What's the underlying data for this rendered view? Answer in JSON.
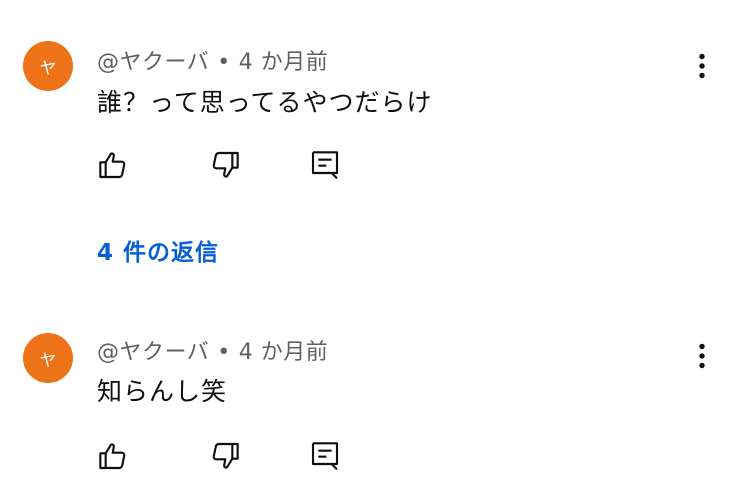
{
  "comments": [
    {
      "avatar_letter": "ヤ",
      "author": "@ヤクーバ",
      "separator": "•",
      "time": "4 か月前",
      "text": "誰？って思ってるやつだらけ",
      "replies_label": "4 件の返信"
    },
    {
      "avatar_letter": "ヤ",
      "author": "@ヤクーバ",
      "separator": "•",
      "time": "4 か月前",
      "text": "知らんし笑"
    }
  ],
  "colors": {
    "avatar_bg": "#ee7318",
    "meta_text": "#606060",
    "link": "#065fd4"
  },
  "icons": {
    "like": "thumb-up-icon",
    "dislike": "thumb-down-icon",
    "reply": "comment-reply-icon",
    "menu": "more-vert-icon"
  }
}
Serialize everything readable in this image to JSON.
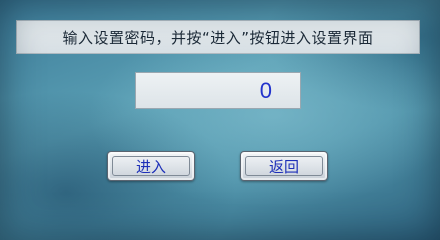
{
  "header": {
    "instruction": "输入设置密码，并按“进入”按钮进入设置界面"
  },
  "password": {
    "value": "0"
  },
  "buttons": {
    "enter_label": "进入",
    "back_label": "返回"
  }
}
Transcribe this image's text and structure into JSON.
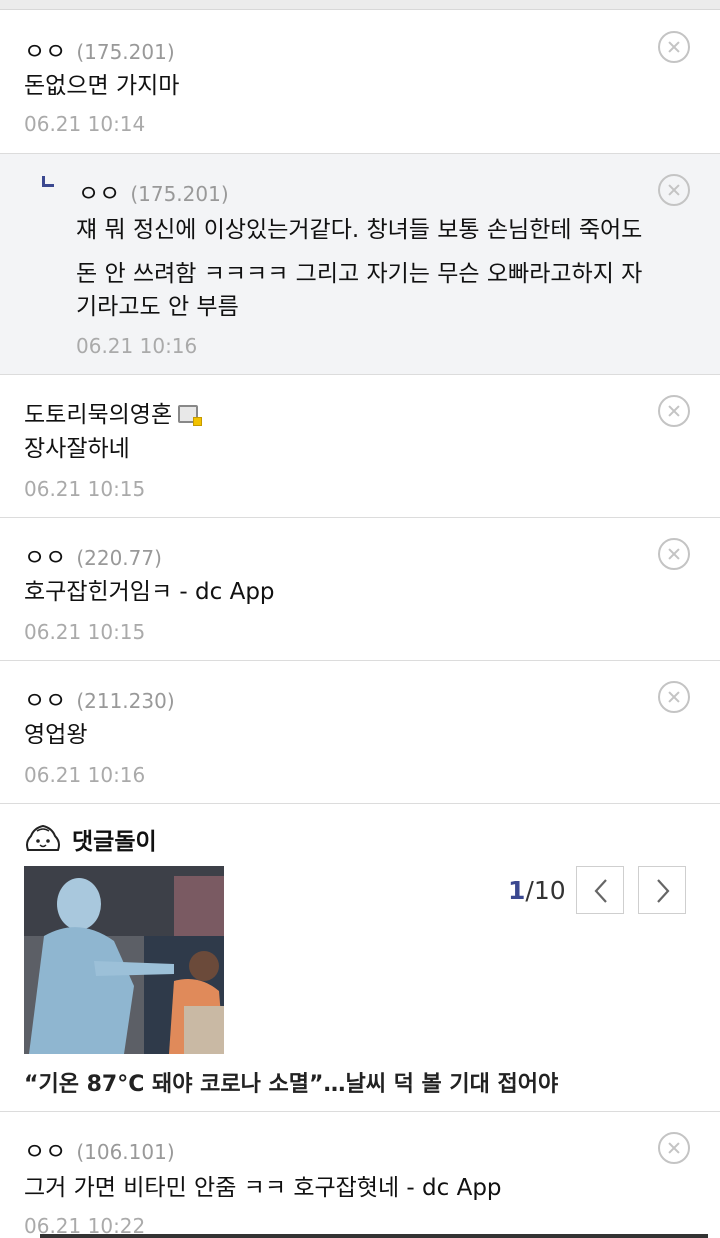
{
  "comments": [
    {
      "nick": "ㅇㅇ",
      "ip": "(175.201)",
      "text": "돈없으면 가지마",
      "date": "06.21 10:14"
    },
    {
      "nick": "ㅇㅇ",
      "ip": "(175.201)",
      "lines": [
        "쟤 뭐 정신에 이상있는거같다. 창녀들 보통 손님한테 죽어도",
        "돈 안 쓰려함 ㅋㅋㅋㅋ 그리고 자기는 무슨 오빠라고하지 자",
        "기라고도 안 부름"
      ],
      "date": "06.21 10:16"
    },
    {
      "nick": "도토리묵의영혼",
      "text": "장사잘하네",
      "date": "06.21 10:15"
    },
    {
      "nick": "ㅇㅇ",
      "ip": "(220.77)",
      "text": "호구잡힌거임ㅋ - dc App",
      "date": "06.21 10:15"
    },
    {
      "nick": "ㅇㅇ",
      "ip": "(211.230)",
      "text": "영업왕",
      "date": "06.21 10:16"
    },
    {
      "nick": "ㅇㅇ",
      "ip": "(106.101)",
      "text": "그거 가면 비타민 안줌 ㅋㅋ 호구잡혓네 - dc App",
      "date": "06.21 10:22"
    }
  ],
  "dotgul": {
    "title": "댓글돌이",
    "page_current": "1",
    "page_total": "/10",
    "headline": "“기온 87°C 돼야 코로나 소멸”…날씨 덕 볼 기대 접어야"
  },
  "icons": {
    "delete": "close-circle-icon",
    "reply": "reply-arrow-icon",
    "gallery": "gallery-member-icon",
    "mascot": "dotgul-mascot-icon",
    "prev": "chevron-left-icon",
    "next": "chevron-right-icon"
  },
  "colors": {
    "accent": "#3b4890",
    "reply_bg": "#f3f4f6",
    "muted": "#aaaaaa"
  }
}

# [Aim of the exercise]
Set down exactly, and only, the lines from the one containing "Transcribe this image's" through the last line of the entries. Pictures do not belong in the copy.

# [Result below]
Transcribe this image's text and structure into JSON.
{
  "comments": [
    {
      "nick": "ㅇㅇ",
      "ip": "(175.201)",
      "text": "돈없으면 가지마",
      "date": "06.21 10:14"
    },
    {
      "nick": "ㅇㅇ",
      "ip": "(175.201)",
      "lines": [
        "쟤 뭐 정신에 이상있는거같다. 창녀들 보통 손님한테 죽어도",
        "돈 안 쓰려함 ㅋㅋㅋㅋ 그리고 자기는 무슨 오빠라고하지 자",
        "기라고도 안 부름"
      ],
      "date": "06.21 10:16"
    },
    {
      "nick": "도토리묵의영혼",
      "text": "장사잘하네",
      "date": "06.21 10:15"
    },
    {
      "nick": "ㅇㅇ",
      "ip": "(220.77)",
      "text": "호구잡힌거임ㅋ - dc App",
      "date": "06.21 10:15"
    },
    {
      "nick": "ㅇㅇ",
      "ip": "(211.230)",
      "text": "영업왕",
      "date": "06.21 10:16"
    },
    {
      "nick": "ㅇㅇ",
      "ip": "(106.101)",
      "text": "그거 가면 비타민 안줌 ㅋㅋ 호구잡혓네 - dc App",
      "date": "06.21 10:22"
    }
  ],
  "dotgul": {
    "title": "댓글돌이",
    "page_current": "1",
    "page_total": "/10",
    "headline": "“기온 87°C 돼야 코로나 소멸”…날씨 덕 볼 기대 접어야"
  },
  "icons": {
    "delete": "close-circle-icon",
    "reply": "reply-arrow-icon",
    "gallery": "gallery-member-icon",
    "mascot": "dotgul-mascot-icon",
    "prev": "chevron-left-icon",
    "next": "chevron-right-icon"
  },
  "colors": {
    "accent": "#3b4890",
    "reply_bg": "#f3f4f6",
    "muted": "#aaaaaa"
  }
}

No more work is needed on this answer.